Former CCCC student becomes executive director of Farmer Foodshare

Notice: This article is older than 12 months. Names, contact information, programs, titles, etc. might have changed. If you have any problems please call the main college number, 1-800-682-8353, and we will be happy to direct you accordingly.

Click to enlarge,  Gini Bell, who holds a certificate of Sustainable Agriculture from Central Carolina Community College, is executive director of Farmer Foodshare.

click image to enlarge ⊗

Gini Bell, who holds a certificate of Sustainable Agriculture from Central Carolina Community College, ... (more)

11.26.2014College & CommunityCollege General

PITTSBORO - When Gini Bell registered for a Sustainable Energy Biofuels class at Central Carolina Community College in 2008, working with food was the farthest thing from her mind. But, over time, the facts she learned about the shortage of fresh food in the community and a semester on the college's sustainable farm doing crop production made her want to become a part of the solution.

In 2014, Bell was named executive director of Farmer Foodshare, an organization that serves fresh local produce to over 20,000 people a year.

"I really got the farming bug at CCCC," said Bell, who had already earned a Bachelor of Arts from the University of North Carolina. "It was a different world to me. I knew I did not belong behind a desk.

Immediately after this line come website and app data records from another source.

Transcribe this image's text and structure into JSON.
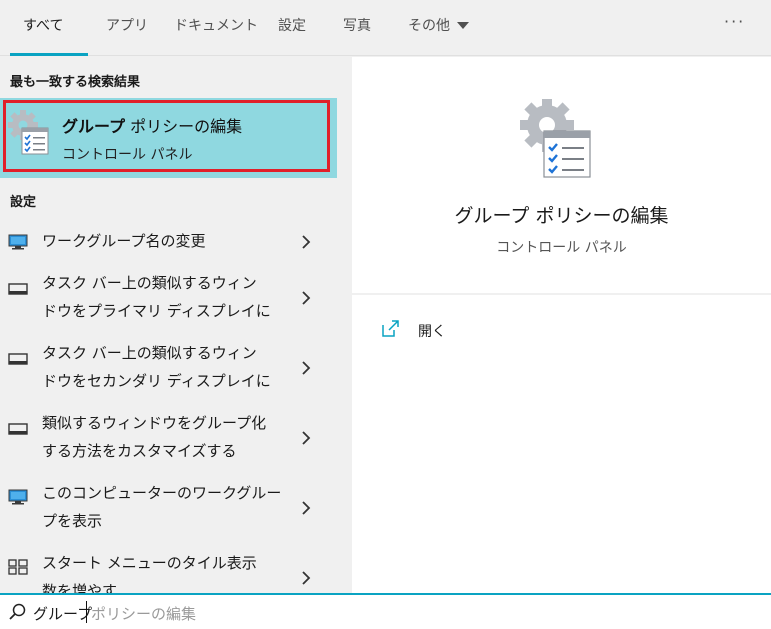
{
  "tabs": [
    {
      "label": "すべて"
    },
    {
      "label": "アプリ"
    },
    {
      "label": "ドキュメント"
    },
    {
      "label": "設定"
    },
    {
      "label": "写真"
    },
    {
      "label": "その他"
    }
  ],
  "more_label": "···",
  "best_match": {
    "section_label": "最も一致する検索結果",
    "title_bold": "グループ",
    "title_rest": " ポリシーの編集",
    "subtitle": "コントロール パネル",
    "icon": "group-policy-gear-icon"
  },
  "settings": {
    "section_label": "設定",
    "items": [
      {
        "line1": "ワークグループ名の変更",
        "line2": "",
        "icon": "monitor-icon"
      },
      {
        "line1": "タスク バー上の類似するウィン",
        "line2": "ドウをプライマリ ディスプレイに",
        "icon": "taskbar-icon"
      },
      {
        "line1": "タスク バー上の類似するウィン",
        "line2": "ドウをセカンダリ ディスプレイに",
        "icon": "taskbar-icon"
      },
      {
        "line1": "類似するウィンドウをグループ化",
        "line2": "する方法をカスタマイズする",
        "icon": "taskbar-icon"
      },
      {
        "line1": "このコンピューターのワークグルー",
        "line2": "プを表示",
        "icon": "monitor-icon"
      },
      {
        "line1": "スタート メニューのタイル表示",
        "line2": "数を増やす",
        "icon": "tiles-icon"
      }
    ]
  },
  "preview": {
    "title": "グループ ポリシーの編集",
    "subtitle": "コントロール パネル",
    "open_label": "開く"
  },
  "search": {
    "typed": "グループ",
    "suggestion": "ポリシーの編集"
  },
  "colors": {
    "accent": "#0aa3c2",
    "highlight": "#8fd8e0",
    "selection_border": "#e0202a"
  }
}
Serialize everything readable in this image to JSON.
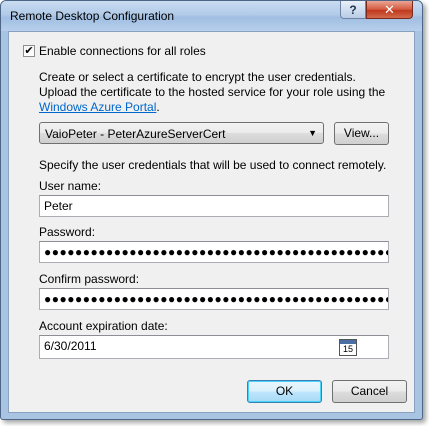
{
  "window": {
    "title": "Remote Desktop Configuration",
    "help_label": "?",
    "close_label": "✕"
  },
  "enable": {
    "checked": true,
    "check_glyph": "✔",
    "label": "Enable connections for all roles"
  },
  "certificate": {
    "instruction_line1": "Create or select a certificate to encrypt the user credentials.",
    "instruction_line2": "Upload the certificate to the hosted service for your role using the",
    "link_text": "Windows Azure Portal",
    "link_suffix": ".",
    "selected": "VaioPeter - PeterAzureServerCert",
    "view_button": "View..."
  },
  "credentials": {
    "instruction": "Specify the user credentials that will be used to connect remotely.",
    "username_label": "User name:",
    "username_value": "Peter",
    "password_label": "Password:",
    "password_mask": "●●●●●●●●●●●●●●●●●●●●●●●●●●●●●●●●●●●●●●●●●●●●●●●●●●●●",
    "confirm_label": "Confirm password:",
    "confirm_mask": "●●●●●●●●●●●●●●●●●●●●●●●●●●●●●●●●●●●●●●●●●●●●●●●●●●●●",
    "expiration_label": "Account expiration date:",
    "expiration_value": "6/30/2011",
    "calendar_day": "15"
  },
  "buttons": {
    "ok": "OK",
    "cancel": "Cancel"
  },
  "colors": {
    "link": "#0066cc",
    "close_button": "#c0381e",
    "default_button_border": "#3c7fb1"
  },
  "icons": {
    "checkbox": "check-mark",
    "dropdown": "chevron-down-icon",
    "calendar": "calendar-icon"
  }
}
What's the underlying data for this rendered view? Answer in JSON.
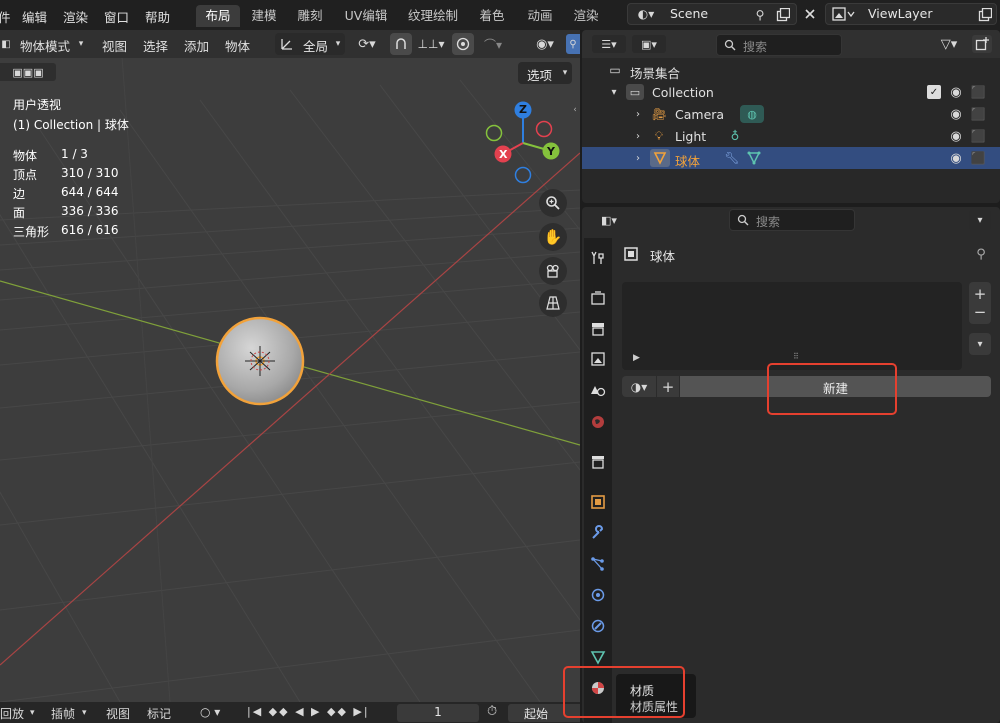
{
  "menu": {
    "edit": "编辑",
    "render": "渲染",
    "window": "窗口",
    "help": "帮助"
  },
  "workspaces": [
    "布局",
    "建模",
    "雕刻",
    "UV编辑",
    "纹理绘制",
    "着色",
    "动画",
    "渲染"
  ],
  "scene": {
    "name": "Scene"
  },
  "view_layer": {
    "name": "ViewLayer"
  },
  "viewport_header": {
    "mode": "物体模式",
    "view": "视图",
    "select": "选择",
    "add": "添加",
    "object": "物体",
    "transform_orientation": "全局",
    "options": "选项"
  },
  "viewport_overlay": {
    "view_name": "用户透视",
    "collection_info": "(1) Collection | 球体",
    "stats": [
      {
        "label": "物体",
        "value": "1 / 3"
      },
      {
        "label": "顶点",
        "value": "310 / 310"
      },
      {
        "label": "边",
        "value": "644 / 644"
      },
      {
        "label": "面",
        "value": "336 / 336"
      },
      {
        "label": "三角形",
        "value": "616 / 616"
      }
    ],
    "gizmo": {
      "z": "Z",
      "y": "Y",
      "x": "X"
    }
  },
  "timeline": {
    "playback": "回放",
    "keying": "插帧",
    "view": "视图",
    "marker": "标记",
    "current_frame": "1",
    "start_label": "起始"
  },
  "outliner": {
    "search_placeholder": "搜索",
    "scene_collection": "场景集合",
    "rows": [
      {
        "label": "Collection"
      },
      {
        "label": "Camera"
      },
      {
        "label": "Light"
      },
      {
        "label": "球体"
      }
    ]
  },
  "properties": {
    "search_placeholder": "搜索",
    "object_name": "球体",
    "new_button": "新建",
    "add_slot": "+",
    "remove_slot": "−"
  },
  "tooltip": {
    "title": "材质",
    "subtitle": "材质属性"
  },
  "colors": {
    "accent_blue": "#4772b3",
    "selected_row": "#334d80",
    "object_orange": "#e39b43",
    "highlight_red": "#e5402f",
    "axis_x": "#e3414f",
    "axis_y": "#85c23c",
    "axis_z": "#2f7fe0"
  }
}
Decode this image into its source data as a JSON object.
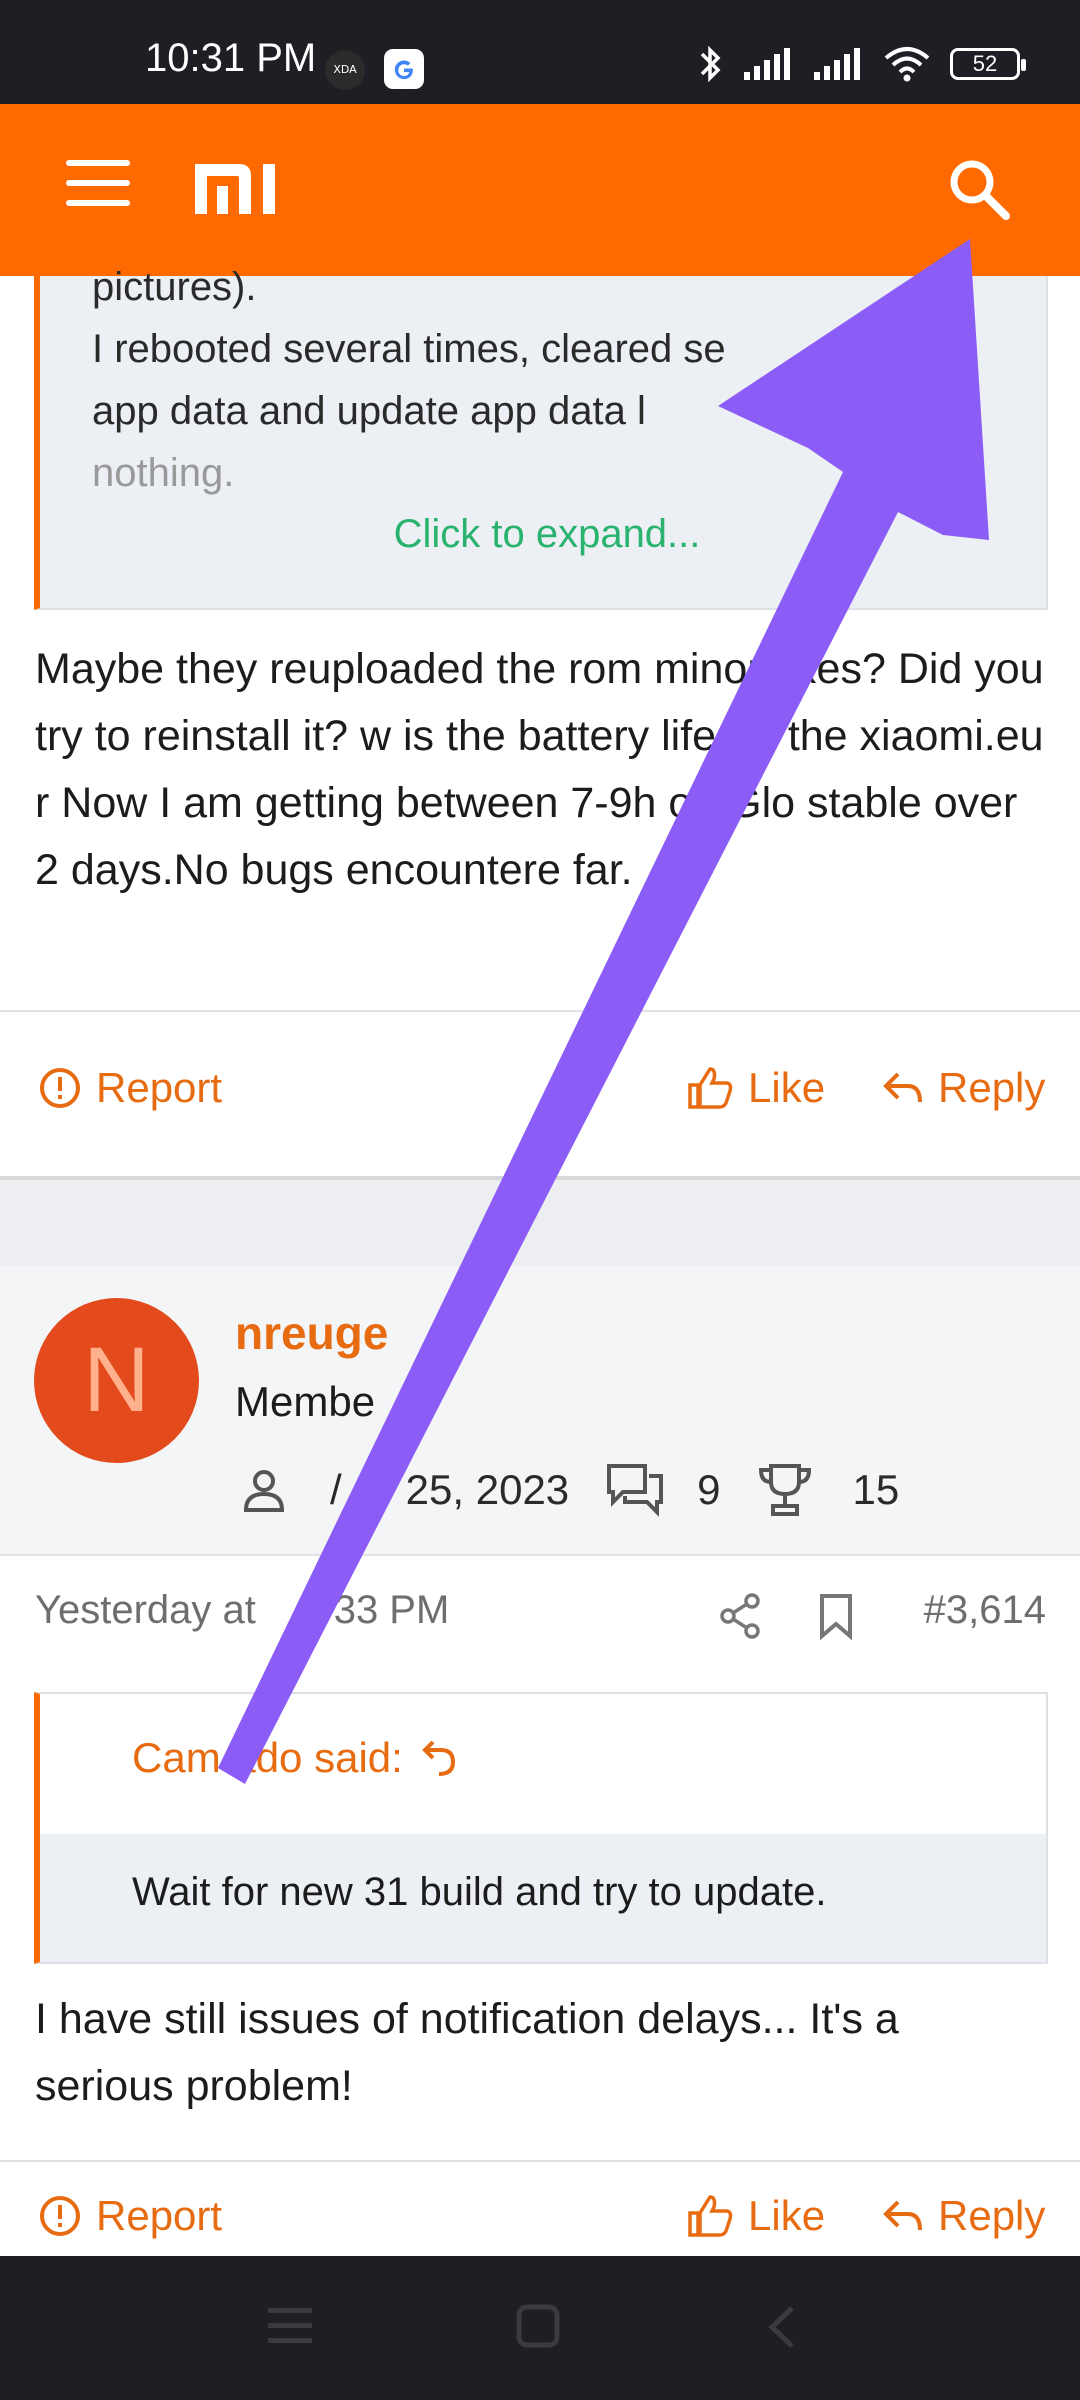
{
  "status": {
    "time": "10:31 PM",
    "xda": "XDA",
    "battery": "52"
  },
  "quote1": {
    "lines": [
      "pictures).",
      "I rebooted several times, cleared se",
      "app data and update app data l",
      "nothing."
    ],
    "expand": "Click to expand..."
  },
  "post1": {
    "body": "Maybe they reuploaded the rom minor fixes? Did you try to reinstall it? w is the battery life on the xiaomi.eu r Now I am getting between 7-9h on Glo stable over 2 days.No bugs encountere far."
  },
  "actions": {
    "report": "Report",
    "like": "Like",
    "reply": "Reply"
  },
  "user": {
    "initial": "N",
    "name": "nreuge",
    "title": "Membe",
    "joined_prefix": "/",
    "joined": "25, 2023",
    "messages": "9",
    "points": "15"
  },
  "post2_meta": {
    "date": "Yesterday at",
    "time": "33 PM",
    "number": "#3,614"
  },
  "quote2": {
    "author": "Cam ado said:",
    "text": "Wait for new 31 build and try to update."
  },
  "post2": {
    "body": "I have still issues of notification delays... It's a serious problem!"
  },
  "colors": {
    "brand": "#ff6a00",
    "link": "#e76b10",
    "expand": "#29b36e",
    "annotation_arrow": "#8b5cf6"
  }
}
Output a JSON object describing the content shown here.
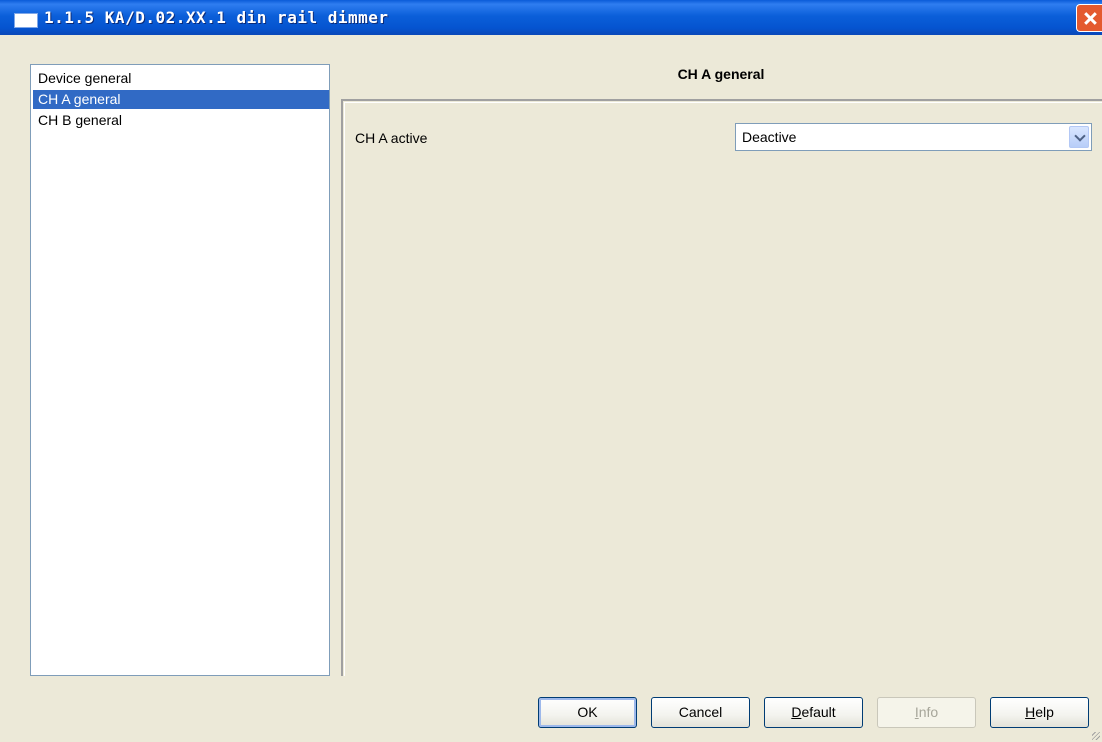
{
  "window": {
    "title": "1.1.5 KA/D.02.XX.1 din rail dimmer",
    "close_icon": "close-icon",
    "app_icon": "window-icon"
  },
  "nav": {
    "items": [
      {
        "label": "Device general",
        "selected": false
      },
      {
        "label": "CH A general",
        "selected": true
      },
      {
        "label": "CH B general",
        "selected": false
      }
    ]
  },
  "main": {
    "section_title": "CH A general",
    "params": [
      {
        "label": "CH A active",
        "value": "Deactive"
      }
    ]
  },
  "buttons": {
    "ok": {
      "label": "OK"
    },
    "cancel": {
      "label": "Cancel"
    },
    "default": {
      "first": "D",
      "rest": "efault"
    },
    "info": {
      "first": "I",
      "rest": "nfo"
    },
    "help": {
      "first": "H",
      "rest": "elp"
    }
  },
  "colors": {
    "titlebar": "#0554d0",
    "selection": "#316ac5",
    "background": "#ece9d8"
  }
}
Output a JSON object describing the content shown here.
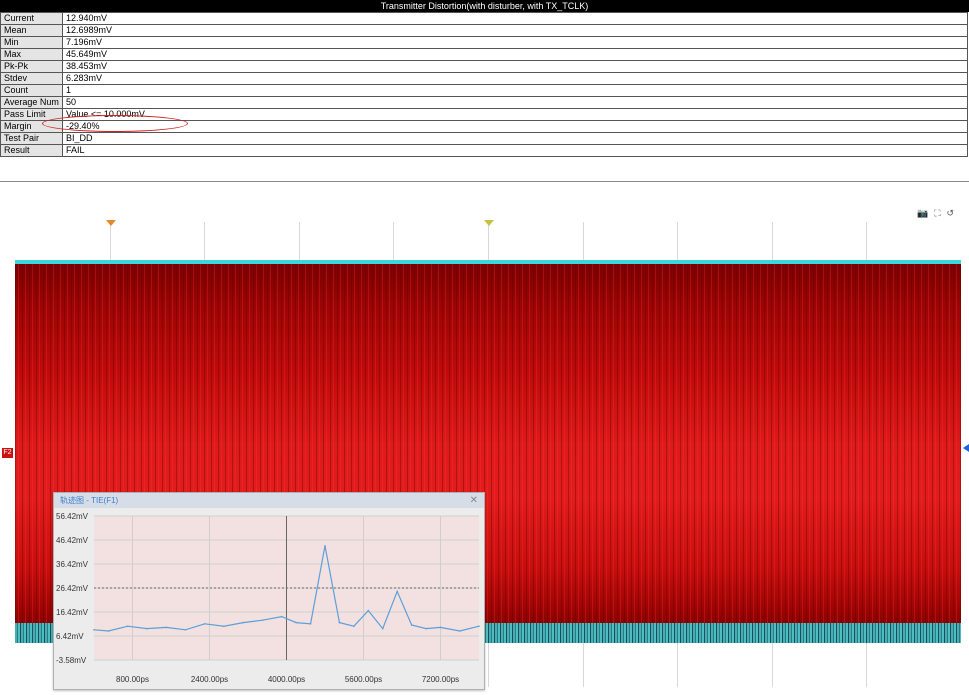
{
  "results": {
    "title": "Transmitter Distortion(with disturber, with TX_TCLK)",
    "rows": [
      {
        "label": "Current",
        "value": "12.940mV"
      },
      {
        "label": "Mean",
        "value": "12.6989mV"
      },
      {
        "label": "Min",
        "value": "7.196mV"
      },
      {
        "label": "Max",
        "value": "45.649mV"
      },
      {
        "label": "Pk-Pk",
        "value": "38.453mV"
      },
      {
        "label": "Stdev",
        "value": "6.283mV"
      },
      {
        "label": "Count",
        "value": "1"
      },
      {
        "label": "Average Num",
        "value": "50"
      },
      {
        "label": "Pass Limit",
        "value": "Value <= 10.000mV"
      },
      {
        "label": "Margin",
        "value": "-29.40%"
      },
      {
        "label": "Test Pair",
        "value": "BI_DD"
      },
      {
        "label": "Result",
        "value": "FAIL"
      }
    ]
  },
  "scope": {
    "channel_marker": "F2",
    "toolbar_icons": [
      "camera-icon",
      "fullscreen-icon",
      "restore-icon"
    ],
    "colors": {
      "waveform": "#d01010",
      "overlay": "#3fd5dd",
      "result_fail": "#e00000"
    }
  },
  "inset": {
    "title": "轨迹图 - TIE(F1)",
    "close_glyph": "✕",
    "y_ticks": [
      "56.42mV",
      "46.42mV",
      "36.42mV",
      "26.42mV",
      "16.42mV",
      "6.42mV",
      "-3.58mV"
    ],
    "x_ticks": [
      "800.00ps",
      "2400.00ps",
      "4000.00ps",
      "5600.00ps",
      "7200.00ps"
    ]
  },
  "chart_data": {
    "type": "line",
    "xlabel": "",
    "ylabel": "",
    "x_unit": "ps",
    "y_unit": "mV",
    "xlim": [
      0,
      8000
    ],
    "ylim": [
      -3.58,
      56.42
    ],
    "x_ticks": [
      800,
      2400,
      4000,
      5600,
      7200
    ],
    "y_ticks": [
      56.42,
      46.42,
      36.42,
      26.42,
      16.42,
      6.42,
      -3.58
    ],
    "grid": true,
    "series": [
      {
        "color": "#5aa0d8",
        "x": [
          0,
          300,
          700,
          1100,
          1500,
          1900,
          2300,
          2700,
          3100,
          3500,
          3900,
          4200,
          4500,
          4800,
          5100,
          5400,
          5700,
          6000,
          6300,
          6600,
          6900,
          7200,
          7600,
          8000
        ],
        "y": [
          9.0,
          8.5,
          10.5,
          9.5,
          10.0,
          9.0,
          11.5,
          10.5,
          12.0,
          13.0,
          14.5,
          12.0,
          11.5,
          44.0,
          12.0,
          10.5,
          17.0,
          9.5,
          25.0,
          11.0,
          9.5,
          10.0,
          8.5,
          10.5
        ]
      }
    ]
  }
}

I wanted to make some kind of difference in the world. I love to eat, and the idea of making fresh food available to people regardless of their ability to pay really appealed to me."

Founded in 2009 by farmers and shoppers at the Carrboro Farmers Market, Farmer Foodshare's mission is to fill the gaps in the local food system.

The Farmer Foodshare program connects the bounty of local farmers with those who need food the most. The organization also provides a way for communities to build systems to strengthen rural community economic development and creates connections between farmers and those who serve people at risk for hunger, including after-school programs, low-income senior centers, mental health care facilities, community shelters, and others.

These missions are accomplished in several ways.

First, the organization employs a simple farmers' market based approach that takes food donations from market shoppers and farmers and connects them to a local hunger relief agency. These food distribution points can be found at markets around the state.

Second, it purchases food from small family farms looking for new markets, and sells to non-profit groups serving low-wealth communities.

Third, an educational program called "Food Ambassadors" was formed to provide knowledge about the importance of eating and enjoying fresh food through outreach and educational resources.

As executive director of Farmer Foodshare, Bell does everything from overseeing program staff, accounting and finance, and fundraising, to representing the organization in the community.

"Our mission is socially just and economically sustainable," Bell said. "We just want to get more people eating fresh food and working to produce it in a way that not only benefits individuals, but the local farmer as well."

Bell is a Chapel Hill native with a background in education, local food retail, business management, and sustainable farming. She joined Farmer Foodshare as operations manager in January 2013.

As executive director, Bell works with Farmer Foodshare's board, staff and volunteers and farmer network to continue to create systems and programs to connect people who grow food with people who need food across the state of North Carolina. She holds a degree in Spanish and Linguistics from UNC-Chapel Hill and a certificate of Sustainable Agriculture from CCCC.

For more information about the Sustainable Agriculture program at CCCC, contact Robin Kohanowich at 919-545-8031 or e-mail her at